Wednesday, February 27, 2008

Why I never leave out that first critique...

Over at eharlequin on the UK M&B Editors thread, there's been a bit of a discussion about critique partners. I told my story, because I love to. My relationship with my CP is very possibly the most important one in my career; certainly it's the longest running. And I continue to tell the part where I almost quit writing. Read on to see what I wrote:

"Once upon a time I had questions about London as I was writing a to-be-rejected book. :-) I asked on one of the threads here, which has since become The Mouse and Pen thread, and Michelle offered to answer them.

This was I think about the end-ish of 2003? I think around then as Michelle sent me her recipe for christmas pudding. LOL What followed was her offering to read a manuscript for me. If you've read Michelle's posts you've probably gathered she's really smart and I thought, why not. The other thing Michelle is is honest. I got that critique back and cried and considered quitting (she probably hates that I never leave this part out, lol). "

Of course Michelle and I were e-mailing yesterday and talking about it.

There IS a reason why I never leave that part out of the story. In an e-mail to her, I said, "It was a hard lesson to learn but one that a lot of writers NEED to learn in this business. It is sometimes hard to hear the truth but you need to recognize it for truth and be willing to work. In some ways there is a certain amount of ego that has to come with writing and then there is a certain place where it doesn’t belong at ALL. You need it to keep going sometimes….a belief in yourself rather than blind ego, if that makes sense. But you really need to open your mind to the fact that there is always a better way. To see possibilities rather than needing to be RIGHT."

As writers we love what we create. But you cannot be married to your words. You need to accept that you WILL be asked to change things and make adjustments. The writer that refuses to change anything because their writing is perfect, or simply because they say this is THEIR story....those writers are shooting themselves in the foot. They will likely miss out on a contract, and more than that, they are missing a learning opportunity. I can honestly say that revisions always make my books stronger. And that means the changes I make based on critiques or the ones I make at my editor's urging.
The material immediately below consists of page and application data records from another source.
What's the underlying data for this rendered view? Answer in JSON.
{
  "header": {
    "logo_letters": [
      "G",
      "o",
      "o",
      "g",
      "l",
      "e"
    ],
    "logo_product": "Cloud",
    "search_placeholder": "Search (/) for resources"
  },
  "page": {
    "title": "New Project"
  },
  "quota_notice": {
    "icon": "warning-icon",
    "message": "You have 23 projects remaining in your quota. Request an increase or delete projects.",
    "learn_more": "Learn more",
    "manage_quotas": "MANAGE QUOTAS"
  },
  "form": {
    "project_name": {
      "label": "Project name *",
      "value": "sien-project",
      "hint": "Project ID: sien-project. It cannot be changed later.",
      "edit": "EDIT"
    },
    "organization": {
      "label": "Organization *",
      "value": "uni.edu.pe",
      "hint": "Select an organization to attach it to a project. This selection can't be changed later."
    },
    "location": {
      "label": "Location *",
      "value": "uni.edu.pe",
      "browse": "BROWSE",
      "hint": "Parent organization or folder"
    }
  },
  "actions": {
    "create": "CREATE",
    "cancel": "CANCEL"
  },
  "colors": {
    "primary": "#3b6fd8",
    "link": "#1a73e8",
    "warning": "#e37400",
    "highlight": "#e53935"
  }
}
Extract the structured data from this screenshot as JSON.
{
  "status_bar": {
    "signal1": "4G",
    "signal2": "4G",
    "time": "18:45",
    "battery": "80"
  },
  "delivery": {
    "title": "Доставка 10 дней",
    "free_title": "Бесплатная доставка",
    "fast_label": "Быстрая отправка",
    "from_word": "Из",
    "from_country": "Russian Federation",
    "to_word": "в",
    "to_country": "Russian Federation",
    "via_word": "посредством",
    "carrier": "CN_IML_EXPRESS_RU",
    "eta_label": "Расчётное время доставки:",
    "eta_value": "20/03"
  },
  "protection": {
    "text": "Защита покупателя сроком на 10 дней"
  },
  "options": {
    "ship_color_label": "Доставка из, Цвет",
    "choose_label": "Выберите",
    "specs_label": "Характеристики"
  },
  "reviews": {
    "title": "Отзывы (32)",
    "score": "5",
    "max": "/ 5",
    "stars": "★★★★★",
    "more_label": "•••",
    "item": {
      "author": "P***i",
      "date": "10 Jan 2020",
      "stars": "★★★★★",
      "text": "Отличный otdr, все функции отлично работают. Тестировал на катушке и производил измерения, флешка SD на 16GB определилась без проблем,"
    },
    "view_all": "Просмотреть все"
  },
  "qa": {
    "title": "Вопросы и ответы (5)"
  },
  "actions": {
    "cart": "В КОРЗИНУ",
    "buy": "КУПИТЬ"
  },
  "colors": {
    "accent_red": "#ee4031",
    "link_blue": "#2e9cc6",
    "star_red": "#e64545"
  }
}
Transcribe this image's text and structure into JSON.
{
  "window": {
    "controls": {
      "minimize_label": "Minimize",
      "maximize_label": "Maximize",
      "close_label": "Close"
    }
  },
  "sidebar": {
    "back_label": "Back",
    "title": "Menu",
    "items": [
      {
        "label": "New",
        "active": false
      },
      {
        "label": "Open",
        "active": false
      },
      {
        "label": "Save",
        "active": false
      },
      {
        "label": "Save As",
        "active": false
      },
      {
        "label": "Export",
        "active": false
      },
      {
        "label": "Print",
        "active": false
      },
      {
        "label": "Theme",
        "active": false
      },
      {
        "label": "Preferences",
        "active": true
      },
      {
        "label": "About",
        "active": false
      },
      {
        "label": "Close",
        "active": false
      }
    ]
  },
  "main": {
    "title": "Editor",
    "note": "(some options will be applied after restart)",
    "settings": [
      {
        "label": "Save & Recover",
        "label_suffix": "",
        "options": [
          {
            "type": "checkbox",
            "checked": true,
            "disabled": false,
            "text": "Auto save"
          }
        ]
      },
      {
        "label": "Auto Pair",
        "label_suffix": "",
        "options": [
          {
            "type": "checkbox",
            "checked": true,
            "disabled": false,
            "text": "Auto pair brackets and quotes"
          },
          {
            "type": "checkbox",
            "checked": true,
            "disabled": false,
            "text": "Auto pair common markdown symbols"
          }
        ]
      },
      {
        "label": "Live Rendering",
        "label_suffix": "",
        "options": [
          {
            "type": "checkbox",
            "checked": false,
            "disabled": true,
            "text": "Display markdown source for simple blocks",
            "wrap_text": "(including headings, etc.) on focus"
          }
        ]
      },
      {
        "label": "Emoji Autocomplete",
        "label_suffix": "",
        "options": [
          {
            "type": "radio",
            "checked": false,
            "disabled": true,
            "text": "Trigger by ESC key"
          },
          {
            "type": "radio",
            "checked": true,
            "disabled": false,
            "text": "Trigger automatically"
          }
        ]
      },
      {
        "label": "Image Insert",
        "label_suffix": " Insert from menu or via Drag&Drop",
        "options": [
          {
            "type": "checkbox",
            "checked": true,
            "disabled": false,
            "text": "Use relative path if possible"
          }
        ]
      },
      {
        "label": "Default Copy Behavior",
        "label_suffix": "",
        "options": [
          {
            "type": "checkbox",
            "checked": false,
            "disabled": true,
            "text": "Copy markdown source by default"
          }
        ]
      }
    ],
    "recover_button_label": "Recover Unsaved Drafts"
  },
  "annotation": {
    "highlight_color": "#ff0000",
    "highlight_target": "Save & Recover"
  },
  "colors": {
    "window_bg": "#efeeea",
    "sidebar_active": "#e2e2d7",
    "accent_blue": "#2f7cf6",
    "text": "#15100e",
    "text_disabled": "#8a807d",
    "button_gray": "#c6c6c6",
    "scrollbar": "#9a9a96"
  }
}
When Michelle sent that critique, I wasn't ready. Full stop. The difference is, an editor sent me a form letter and Michelle pointed out WHY. She gave me something to work with. There was no place for pride...I could either be right, or I could learn and work towards getting published. No one is going to coddle you and urge you along, editors and agents are just TOO busy. So with that first critique, I cried because my pride was hurt. Then I knew that despite it, I WANTED to be published. I couldn't imagine quitting. So I looked again, and rolled up my sleeves.

I think I feel so passionately about it because I know how hard I worked. I know how much I worked learning craft and submitting and being rejected (and by the way, the learning never ends). I know some people sell right away, but for most there's a learning curve and it takes however long it takes. And I think it's a part of my upbringing that says, if you can't do it, then quit. If you can, look forward and hitch up your britches for hard work. If you are willing to take the journey, you'll get to the destination.

For what it's worth, a few years later the rewrite of that first book she critiqued became HIRED BY THE COWBOY, my first Harlequin Romance.

Food for thought.


  1. Bravo, Donna. Inspiring words that I'm certain many people need to hear. (Yes, me included.)

    You do need to check your ego at the door for this business -- and you can only do this if you love what you do and are willing to work HARD for it.

    I guess some forehead tattooing is in order, huh...? :) *sigh*

  2. The point is that perservance pays, and I got you over to the Dark Side where you love revisions.

    I can remember you saying that my mantra of the day -- Great Books are not written but rewritten was very depressing...then coming to understand what I meant.